ABOUT THIS TASK:
Below are the entries; return every line among them that holds the word "icon".

Excerpts from an interface dataset:
*** Block opens ***

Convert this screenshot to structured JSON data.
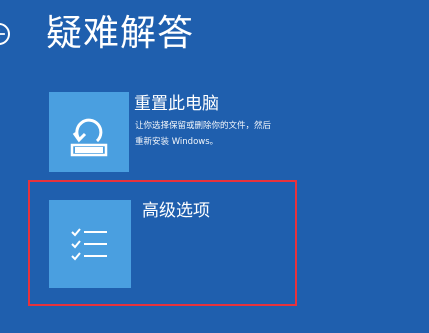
{
  "header": {
    "title": "疑难解答"
  },
  "options": [
    {
      "title": "重置此电脑",
      "description_line1": "让你选择保留或删除你的文件，然后",
      "description_line2": "重新安装 Windows。",
      "icon": "reset-pc-icon"
    },
    {
      "title": "高级选项",
      "icon": "checklist-icon"
    }
  ],
  "colors": {
    "background": "#1f5fae",
    "tile": "#4a9fe0",
    "highlight": "#e8323c"
  }
}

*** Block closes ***

RESULT FOR THIS EXERCISE:
      "icon": "reset-pc-icon"
      "icon": "checklist-icon"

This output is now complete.